We were over there.. A friend and I were over there to talk about the war power, and we took the occasion also to ask why he, for example, had acquiesced, and as it turned out, he hadn't. He'd been one of the few votes against it, the National Defense Authorization Act amendment, that would destroy Posse Comitatus, which has been in effect since reconstruction, which essentially prohibits the military from aiding civilian law enforcement.
Rob Kall: And there's a lot more going on"
Rob Kall: "That is anticipating when people go out onto the streets, isn't there? You know anything about it? All these talks about the camps that have been created by FEMA and what have you? Do you give any credence to that?
No, but I can tell you that having studied what we did throughout our history. I mean, I was just, I don't want to bore you, but I was just looking at the 1840s and 50s, when we essentially allowed Louisianans and Kentuckians, and others in this country, to go to Cuba and try to take Cuba from Spain. We actually did that. We actually had a motion in the Senate of the United States to repeal the Neutrality Act, so that these people would not be criminals under U.S. law. They were invading a sovereign country off the coast of Florida against the Neutrality Act. So they could be put in jail, but we were encouraging them to do it. And why were we doing it? We were doing it because we thought if we got Cuba, it would increase the slaveholding States, and therefore give the South more power.
This is our country! This is America!
Rob Kall: Crazy! One last question. What's your take on globalization, and global trade agreements, like World Trade Organization, and NAFTA and KAFTA, TPP and what have you?
I think globalization is a phenomenon that is here to stay. You know, I don't take the Tom Friedman or the Dave Schmidt angle on it, I simply say it's been here before. Interestingly and somewhat frighteningly, the last period of massive globalization was just prior to World War I, when, you know, the telegraph cable had been laid, connecting continents for the first time in human history. You had all these different things going on, that you could argue that it was even more intense, relatively speaking, in the late 1800s, early 1900s, than it is today. So it's a phenomenon, that I think has been around, and it 's not going away. The question in my mind, is how are we going to, we being the governments in the world that care, whether you call it the G20 or the G8, or the G77, or whatever How are we going to manage it, so that we get better results in terms of balance of current accounts and so forth? One of the big problems is that China had so much in it's reserves, and other countries have, after the Asia crisis in '98, started having so much in their reserves, that we were the ones providing that so much. So we were bleeding our Treasury through consumption, buying Chinese products, Vietnamese products, and so forth, while their current account balances were really going way off the charts in terms of positives. So we've got to do a better job globally of balancing those accounts and of creating, not managed trade, in the sense of destroying entrepreneurship and so forth, but trade that's better guided. And that's not Socialism, that's not Communism, that's simply common sense. You've got to have a plan, and you've got to have a strategy, and you've got to manage global trade better.

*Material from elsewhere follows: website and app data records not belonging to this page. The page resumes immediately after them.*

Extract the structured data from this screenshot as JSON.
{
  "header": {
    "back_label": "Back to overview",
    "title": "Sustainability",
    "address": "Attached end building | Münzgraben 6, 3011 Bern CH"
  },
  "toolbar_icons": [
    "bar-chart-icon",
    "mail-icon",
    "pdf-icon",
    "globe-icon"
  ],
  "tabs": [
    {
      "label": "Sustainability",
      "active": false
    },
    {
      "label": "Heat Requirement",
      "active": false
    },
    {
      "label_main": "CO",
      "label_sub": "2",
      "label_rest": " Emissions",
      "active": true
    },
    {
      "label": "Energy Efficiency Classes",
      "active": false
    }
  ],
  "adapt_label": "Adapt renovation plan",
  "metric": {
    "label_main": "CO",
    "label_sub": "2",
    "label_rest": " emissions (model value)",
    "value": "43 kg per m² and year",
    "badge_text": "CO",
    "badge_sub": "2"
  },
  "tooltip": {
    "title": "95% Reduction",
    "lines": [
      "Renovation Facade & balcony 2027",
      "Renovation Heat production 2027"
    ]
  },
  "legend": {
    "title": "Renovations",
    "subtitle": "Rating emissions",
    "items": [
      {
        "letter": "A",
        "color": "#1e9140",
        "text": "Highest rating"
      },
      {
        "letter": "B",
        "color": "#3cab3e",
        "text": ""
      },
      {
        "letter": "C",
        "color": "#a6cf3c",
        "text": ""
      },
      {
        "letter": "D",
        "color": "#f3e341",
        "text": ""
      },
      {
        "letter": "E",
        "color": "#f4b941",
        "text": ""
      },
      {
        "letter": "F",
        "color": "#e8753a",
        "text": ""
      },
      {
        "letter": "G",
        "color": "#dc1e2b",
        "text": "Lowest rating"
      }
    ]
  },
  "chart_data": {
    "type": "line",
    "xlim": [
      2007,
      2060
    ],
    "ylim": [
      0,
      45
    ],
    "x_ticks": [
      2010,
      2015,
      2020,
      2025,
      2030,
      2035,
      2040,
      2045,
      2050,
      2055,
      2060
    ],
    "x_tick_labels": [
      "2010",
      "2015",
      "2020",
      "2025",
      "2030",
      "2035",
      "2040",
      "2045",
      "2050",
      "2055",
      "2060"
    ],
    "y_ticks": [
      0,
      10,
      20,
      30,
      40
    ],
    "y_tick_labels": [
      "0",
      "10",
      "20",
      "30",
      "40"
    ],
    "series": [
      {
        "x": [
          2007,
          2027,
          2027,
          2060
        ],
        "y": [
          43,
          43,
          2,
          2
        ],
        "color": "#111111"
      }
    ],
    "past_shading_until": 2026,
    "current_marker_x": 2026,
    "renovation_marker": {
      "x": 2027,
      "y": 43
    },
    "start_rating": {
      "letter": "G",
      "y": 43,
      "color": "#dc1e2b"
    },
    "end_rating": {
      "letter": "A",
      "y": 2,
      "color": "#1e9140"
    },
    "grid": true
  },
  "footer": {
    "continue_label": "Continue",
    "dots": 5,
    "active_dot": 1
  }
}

And when you talk about free trade, forget it. There's no such thing as free trade. There never has been. It's a pipe dream, and if it were free trade than it would be, it 'd be predatory capitalism, it'd be all over the world; like Bank of America and Goldman Sachs, and Morgan Chase and everybody else screwing everybody else.
So you don't want totally free trade, what you want is a trade that is basically free, but you want institutions that factor in all the things we've learned since World War II, for example, that capital controls in some instances and for some countries might be good! Brazil sure has proven that. And that the IMF needs to completely adjust its outlook, because it's operating right now under the auspices of the big banks and the big corporations. See, we've got to adjust some of this stuff that we built after World War II, and maybe even destroy some of it, and put some other institutions in its place. And we've got to do a better job of managing globalization. And that's not Communism, that's not Socialism, that's just practical reality.
Rob Kall: Do you think it's possible that to have a globalization that is not, as it currently is, designed primarily for multi-national corporations?
Well, I'm sure you know, that's partly at least the way it's designed right now. Whether it's Exxon Mobil, or it's Monsanto, or one of the big drug companies, or whatever. The way we structured the global financial system is designed to favor large corporations which are less and less sovereign in their nature. That is to say Rex Tillerson when he goes, CEO of Exxon Mobil, when he goes to Kazakhstan and says he'd rather be in Kazakhstan then the United States, he's telling the truth. Kazakhstan's a terrible place. It's an authoritarian, "you're tortured tomorrow morning" country. But he'd rather be there because it treats its energy companies better. It treats its energy assets, resources better. It gives better pay on the dollar and so forth. So Tillerson has no nationality. He is an oil man, and that's something that we have to deal with. We can't give these multi-national corporations like Exxon Mobil, Monsanto, Central, you know-- raping places in South America to grow more soybeans and so forth. We can't give them that kind of power. We either have to give the local governments the power to rein them in, and to override WTO or other rulings that might be blessing this, or we have to do it ourselves. And I think it's probably going to wind up being a combination of the two as it's been in the past, but not been that successful.